Other Colorado companies among last night's nominees included gear deals website ActiveJunky.com, T-shirt company Alkaline Clothing, Astis Mittens, green-building education program Bould, the Denver Beer Company, Phil Anson's EVOL Foods burrito empire, Folsom Custom Skis, Grace Skis, Yolanda' Long's Basalt-based soup company In The Soup, Pat Hartman and Ron Popma's Mobile Canning operation, Oogavé Soda, Evergreen-based upstart Oz Snowboards, Julie Adams' Pakems packable boot system, mountain event guide PeakVibe.com, Ashley Rankin's women's mountain biking apparel company Shredly, Vail-based ski outerwear company Skea Ltd., Erin and Erik Royer's Snug Organics baby clothing line, John Cummins' designer hardwood longboard company Street Swell, Julie Nirvelli's White Girl Salsa, and Boulder-based Wild Goose Canning Technologies. To see video submissions from each of the companies, check out the 2012 Something Independent Entrepreneur Award channel on Vimeo.com.

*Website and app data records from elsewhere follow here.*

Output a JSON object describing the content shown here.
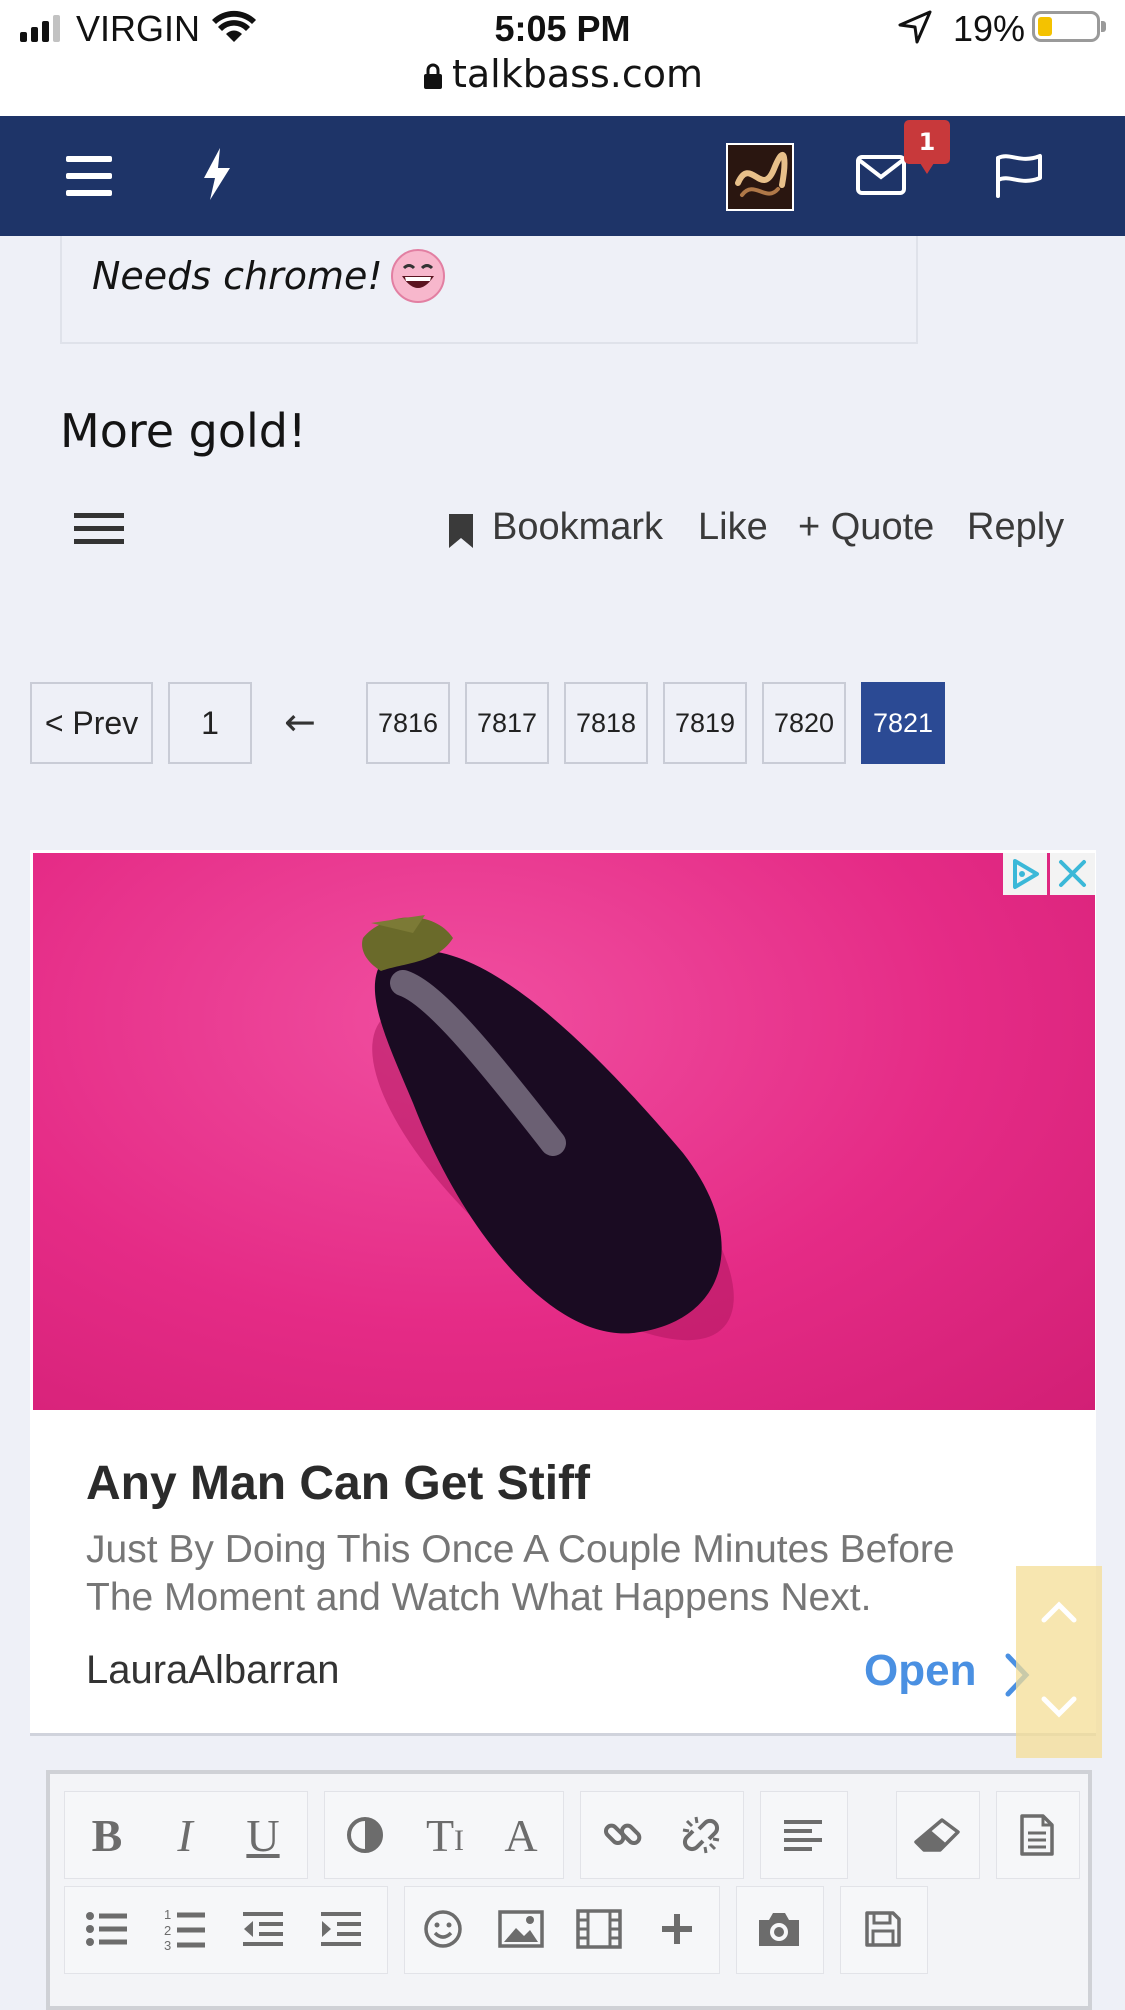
{
  "status_bar": {
    "carrier": "VIRGIN",
    "time": "5:05 PM",
    "battery": "19%",
    "battery_level": 0.19,
    "url": "talkbass.com"
  },
  "nav": {
    "notification_count": "1"
  },
  "post": {
    "quote_text": "Needs chrome!",
    "text": "More gold!",
    "actions": {
      "bookmark": "Bookmark",
      "like": "Like",
      "quote": "+ Quote",
      "reply": "Reply"
    }
  },
  "pagination": {
    "prev": "< Prev",
    "first": "1",
    "gap": "←",
    "pages": [
      "7816",
      "7817",
      "7818",
      "7819",
      "7820",
      "7821"
    ],
    "current": "7821"
  },
  "ad": {
    "headline": "Any Man Can Get Stiff",
    "body": "Just By Doing This Once A Couple Minutes Before The Moment and Watch What Happens Next.",
    "source": "LauraAlbarran",
    "cta": "Open"
  },
  "colors": {
    "nav_bg": "#1e3468",
    "current_page_bg": "#2b4a94",
    "badge": "#c8393b",
    "ad_bg": "#e52b86",
    "cta": "#4a90e2"
  },
  "editor_toolbar": {
    "row1": [
      "bold",
      "italic",
      "underline",
      "color",
      "font-size",
      "font-family",
      "link",
      "unlink",
      "align",
      "remove-format",
      "source"
    ],
    "row2": [
      "bulleted-list",
      "numbered-list",
      "outdent",
      "indent",
      "smilies",
      "image",
      "media",
      "insert",
      "camera",
      "save-draft"
    ],
    "bold_label": "B",
    "italic_label": "I",
    "underline_label": "U",
    "font_size_label": "T",
    "font_label": "A"
  }
}
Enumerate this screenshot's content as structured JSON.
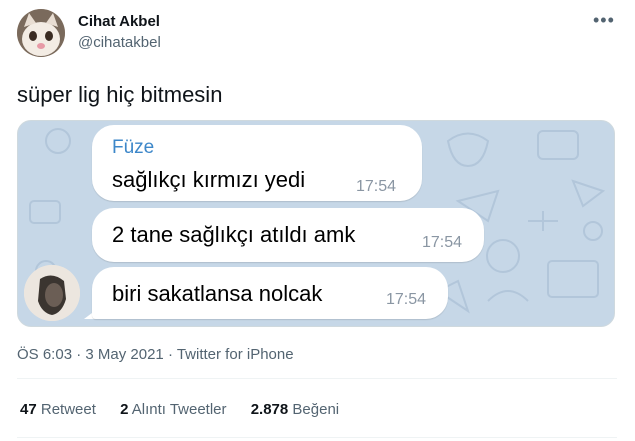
{
  "tweet": {
    "author_name": "Cihat Akbel",
    "author_handle": "@cihatakbel",
    "more_glyph": "•••",
    "text": "süper lig hiç bitmesin",
    "meta": {
      "time": "ÖS 6:03",
      "sep1": " · ",
      "date": "3 May 2021",
      "sep2": " · ",
      "source": "Twitter for iPhone"
    },
    "stats": {
      "retweets_count": "47",
      "retweets_label": "Retweet",
      "quotes_count": "2",
      "quotes_label": "Alıntı Tweetler",
      "likes_count": "2.878",
      "likes_label": "Beğeni"
    }
  },
  "chat": {
    "sender": "Füze",
    "messages": [
      {
        "text": "sağlıkçı kırmızı yedi",
        "time": "17:54"
      },
      {
        "text": "2 tane sağlıkçı atıldı amk",
        "time": "17:54"
      },
      {
        "text": "biri sakatlansa nolcak",
        "time": "17:54"
      }
    ]
  },
  "colors": {
    "chat_background": "#c6d7e7",
    "sender_name": "#3d87c9",
    "secondary_text": "#536471"
  }
}
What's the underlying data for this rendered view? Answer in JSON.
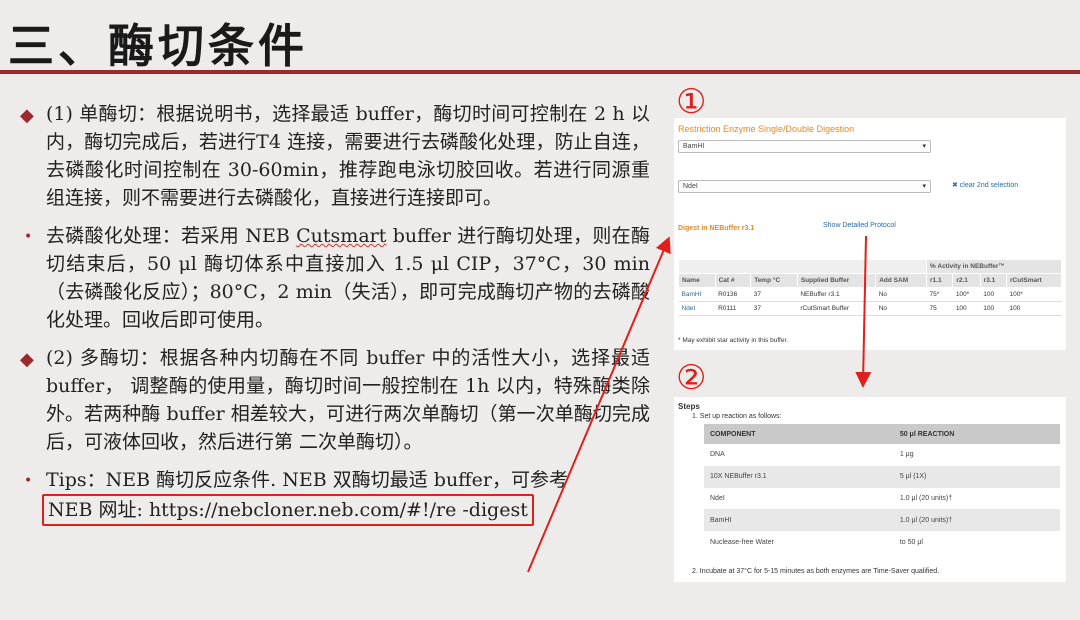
{
  "slide": {
    "title": "三、酶切条件",
    "markers": [
      "①",
      "②"
    ]
  },
  "paragraphs": [
    {
      "bullet": "diamond",
      "text": "(1) 单酶切：根据说明书，选择最适 buffer，酶切时间可控制在 2 h 以内，酶切完成后，若进行T4 连接，需要进行去磷酸化处理，防止自连，去磷酸化时间控制在 30-60min，推荐跑电泳切胶回收。若进行同源重组连接，则不需要进行去磷酸化，直接进行连接即可。"
    },
    {
      "bullet": "dot",
      "text_before": " 去磷酸化处理：若采用 NEB ",
      "highlight": "Cutsmart",
      "text_after": " buffer 进行酶切处理，则在酶切结束后，50 μl 酶切体系中直接加入 1.5 μl CIP，37°C，30 min（去磷酸化反应）；80°C，2 min（失活），即可完成酶切产物的去磷酸化处理。回收后即可使用。"
    },
    {
      "bullet": "diamond",
      "text": " (2) 多酶切：根据各种内切酶在不同 buffer 中的活性大小，选择最适 buffer， 调整酶的使用量，酶切时间一般控制在 1h 以内，特殊酶类除外。若两种酶 buffer 相差较大，可进行两次单酶切（第一次单酶切完成后，可液体回收，然后进行第 二次单酶切）。"
    },
    {
      "bullet": "dot",
      "text": "Tips：NEB 酶切反应条件. NEB 双酶切最适 buffer，可参考",
      "link": "NEB 网址: https://nebcloner.neb.com/#!/re -digest"
    }
  ],
  "panel1": {
    "heading": "Restriction Enzyme Single/Double Digestion",
    "select1": "BamHI",
    "select2": "NdeI",
    "clear": "✖ clear 2nd selection",
    "digest_title": "Digest in NEBuffer r3.1",
    "protocol_link": "Show Detailed Protocol",
    "group_header": "% Activity in NEBuffer™",
    "headers": [
      "Name",
      "Cat #",
      "Temp °C",
      "Supplied Buffer",
      "Add SAM",
      "r1.1",
      "r2.1",
      "r3.1",
      "rCutSmart"
    ],
    "rows": [
      [
        "BamHI",
        "R0136",
        "37",
        "NEBuffer r3.1",
        "No",
        "75*",
        "100*",
        "100",
        "100*"
      ],
      [
        "NdeI",
        "R0111",
        "37",
        "rCutSmart Buffer",
        "No",
        "75",
        "100",
        "100",
        "100"
      ]
    ],
    "footnote": "* May exhibit star activity in this buffer."
  },
  "panel2": {
    "steps_title": "Steps",
    "step1": "1. Set up reaction as follows:",
    "headers": [
      "COMPONENT",
      "50 μl REACTION"
    ],
    "rows": [
      [
        "DNA",
        "1 μg"
      ],
      [
        "10X NEBuffer r3.1",
        "5 μl (1X)"
      ],
      [
        "NdeI",
        "1.0 μl (20 units)†"
      ],
      [
        "BamHI",
        "1.0 μl (20 units)†"
      ],
      [
        "Nuclease-free Water",
        "to 50 μl"
      ]
    ],
    "step2": "2. Incubate at 37°C for 5-15 minutes as both enzymes are Time-Saver qualified."
  },
  "colors": {
    "accent": "#9b2a2f",
    "annotation": "#e0201c",
    "heading_orange": "#e38a2b",
    "link_blue": "#2a6bb0"
  }
}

"Here in Colorado we have a unique group of entrepreneurs and developing businesses that's unlike anywhere else," says Popp. "Being a part of that bigger picture with all these companies is probably the coolest thing about this award: not just winning it, but also being among all these awesome companies and meeting all these awesome people doing their own thing here in Colorado."